Besides teaching the meaning of words and sentences (an awareness of language), learning a language promotes social interaction and fosters empathy towards the culture and people of a foreign country, by adjusting our thinking to different social conventions. This outlook champions goodwill and counters insularity and prejudice.
Learning a language enables us to forge positive change with the most powerful tool: communication between people. Success in industry and commerce depends increasingly on our willingness and ability to communicate with potential customers in their own language. More importantly, we ensure children become confident, global citizens, avert conflict and promote multilateral harmony.
The curriculum at Throckley aims to found progress throughout a child’s school career by developing a secure understanding of grammar, vocabulary and culture at the relevant stage. Insecure, superficial understanding prevents genuine progression: pupils may struggle at key stage transitions, amass damaging misconceptions, or have significant difficulties in understanding higher-order content.
In French, children will learn to:
- read fluently;
- write imaginatively;
- speak confidently;
- and understand the culture of the countries in which the language is spoken.
We aim to ensure that children:
- understand and respond to spoken and written language from a variety of authentic sources;
- speak with increasing confidence, fluency and spontaneity, finding ways of communicating what they want to say, including through discussion and asking questions, and continually improving the accuracy of their pronunciation and intonation;

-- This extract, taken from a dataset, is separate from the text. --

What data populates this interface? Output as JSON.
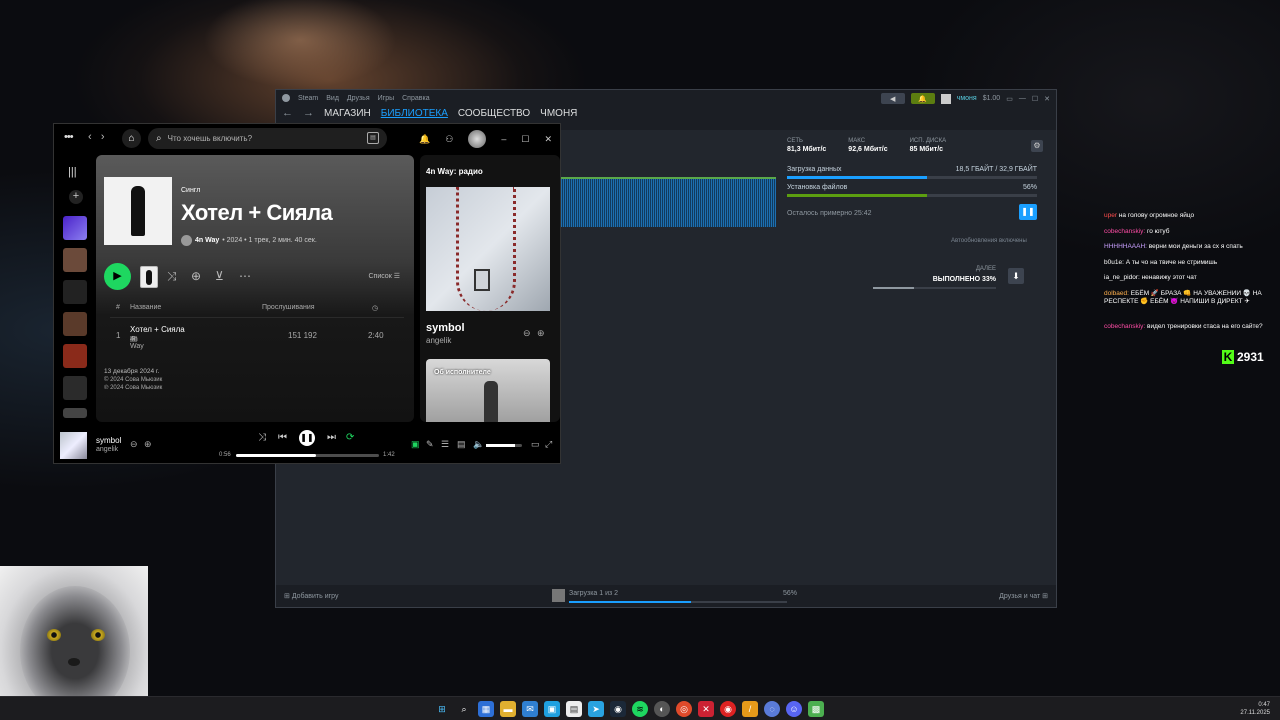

- can write at varying length, for different purposes and audiences, using the variety of grammatical structures that they have learnt;
- and discover and develop an appreciation of a range of writing in the French language.

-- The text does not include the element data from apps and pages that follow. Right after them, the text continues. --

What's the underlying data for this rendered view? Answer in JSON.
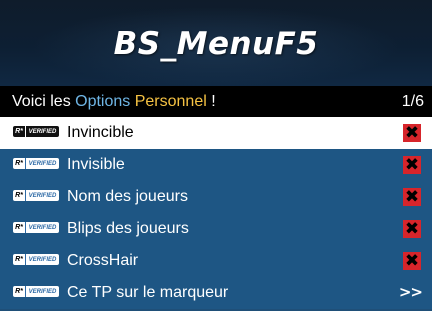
{
  "banner": {
    "title": "BS_MenuF5"
  },
  "subtitle": {
    "prefix": "Voici les ",
    "highlight1": "Options",
    "middle": " ",
    "highlight2": "Personnel",
    "suffix": " !",
    "page_counter": "1/6"
  },
  "badge": {
    "logo_text": "R*",
    "verified_text": "VERIFIED"
  },
  "items": [
    {
      "label": "Invincible",
      "state": "off",
      "selected": true
    },
    {
      "label": "Invisible",
      "state": "off",
      "selected": false
    },
    {
      "label": "Nom des joueurs",
      "state": "off",
      "selected": false
    },
    {
      "label": "Blips des joueurs",
      "state": "off",
      "selected": false
    },
    {
      "label": "CrossHair",
      "state": "off",
      "selected": false
    },
    {
      "label": "Ce TP sur le marqueur",
      "state": "submenu",
      "selected": false
    }
  ],
  "glyphs": {
    "off": "✖",
    "submenu": ">>"
  },
  "icons": {
    "off": "close-x-icon",
    "submenu": "double-chevron-right-icon"
  },
  "colors": {
    "accent_blue": "#6fb6e6",
    "accent_yellow": "#f5c243",
    "row_bg": "#1e5684",
    "off_box": "#d7252b",
    "selected_bg": "#ffffff"
  }
}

At Throckley Primary School, we follow the National Curriculum for French. The aims of which are outlined below:
Key Stage 2: Foreign Language
The teaching of a foreign language should provide an appropriate balance of spoken and written language and should lay the foundations for further foreign language teaching at Key Stage 3. It should enable pupils to understand and communicate ideas, facts and feelings in speech and writing, focused on familiar and routine matters, using their knowledge of phonology, grammatical structures and vocabulary. The focus of study in modern languages will be on practical communication.

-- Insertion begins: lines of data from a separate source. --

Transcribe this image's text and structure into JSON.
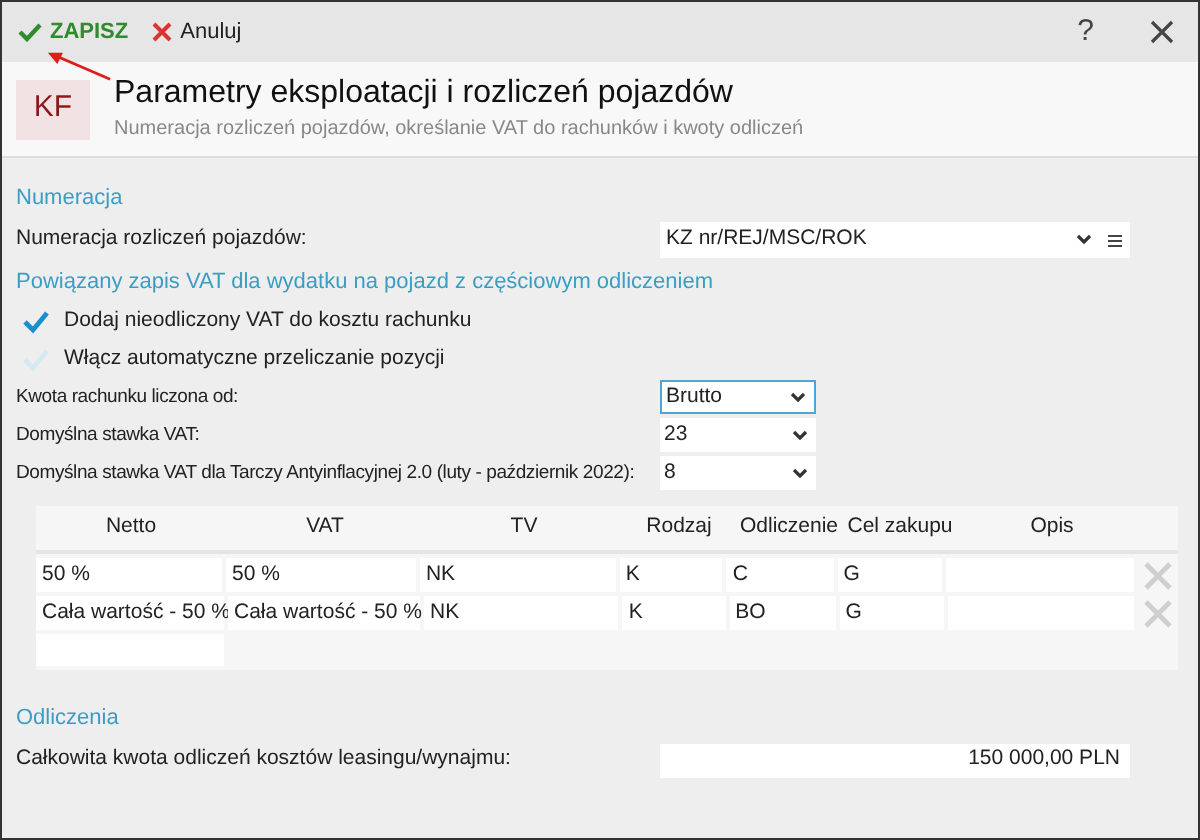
{
  "toolbar": {
    "buttons": [
      {
        "kind": "save",
        "label": "ZAPISZ"
      },
      {
        "kind": "cancel",
        "label": "Anuluj"
      }
    ],
    "help": "?"
  },
  "header": {
    "badge": "KF",
    "title": "Parametry eksploatacji i rozliczeń pojazdów",
    "subtitle": "Numeracja rozliczeń pojazdów, określanie VAT do rachunków i kwoty odliczeń"
  },
  "sections": [
    {
      "title": "Numeracja",
      "items": [
        {
          "kind": "combo",
          "label": "Numeracja rozliczeń pojazdów:",
          "value": "KZ nr/REJ/MSC/ROK"
        }
      ]
    },
    {
      "title": "Powiązany zapis VAT dla wydatku na pojazd z częściowym odliczeniem",
      "items": [
        {
          "kind": "checkbox",
          "label": "Dodaj nieodliczony VAT do kosztu rachunku",
          "checked": true
        },
        {
          "kind": "checkbox",
          "label": "Włącz automatyczne przeliczanie pozycji",
          "checked": false
        },
        {
          "kind": "select",
          "label": "Kwota rachunku liczona od:",
          "value": "Brutto",
          "focused": true
        },
        {
          "kind": "select",
          "label": "Domyślna stawka VAT:",
          "value": "23",
          "focused": false
        },
        {
          "kind": "select",
          "label": "Domyślna stawka VAT dla Tarczy Antyinflacyjnej 2.0 (luty - październik 2022):",
          "value": "8",
          "focused": false
        },
        {
          "kind": "table",
          "columns": [
            "Netto",
            "VAT",
            "TV",
            "Rodzaj",
            "Odliczenie",
            "Cel zakupu",
            "Opis"
          ],
          "rows": [
            [
              "50 %",
              "50 %",
              "NK",
              "K",
              "C",
              "G"
            ],
            [
              "Cała wartość - 50 %",
              "Cała wartość - 50 %",
              "NK",
              "K",
              "BO",
              "G"
            ]
          ]
        }
      ]
    },
    {
      "title": "Odliczenia",
      "items": [
        {
          "kind": "amount",
          "label": "Całkowita kwota odliczeń kosztów leasingu/wynajmu:",
          "value": "150 000,00 PLN"
        }
      ]
    }
  ]
}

Pupils should be taught to:
listen attentively to spoken language and show understanding by joining in and responding;
explore the patterns and sounds of language through songs and rhymes and link the spelling, sound and meaning of words;
engage in conversations; ask and answer questions; express opinions and respond to those of others; seek clarification and help;
speak in sentences, using familiar vocabulary, phrases and basic language structures;
develop accurate pronunciation and intonation so that others understand when they are reading aloud or using familiar words and phrases;
present ideas and information orally to a range of audiences;
read carefully and show understanding of words, phrases and simple writing;
appreciate stories, songs, poems and rhymes in the language;
broaden their vocabulary and develop their ability to understand new words that are introduced into familiar written material, including through using a dictionary;
write phrases from memory, and adapt these to create new sentences, to express ideas clearly;
describe people, places, things and actions orally and in writing;
understand basic grammar appropriate to the language being studied, including (where relevant): feminine, masculine and neuter forms and the conjugation of high-frequency verbs; key features and patterns of the language; how to apply these, for instance, to build sentences; and how these differ from or are similar to English.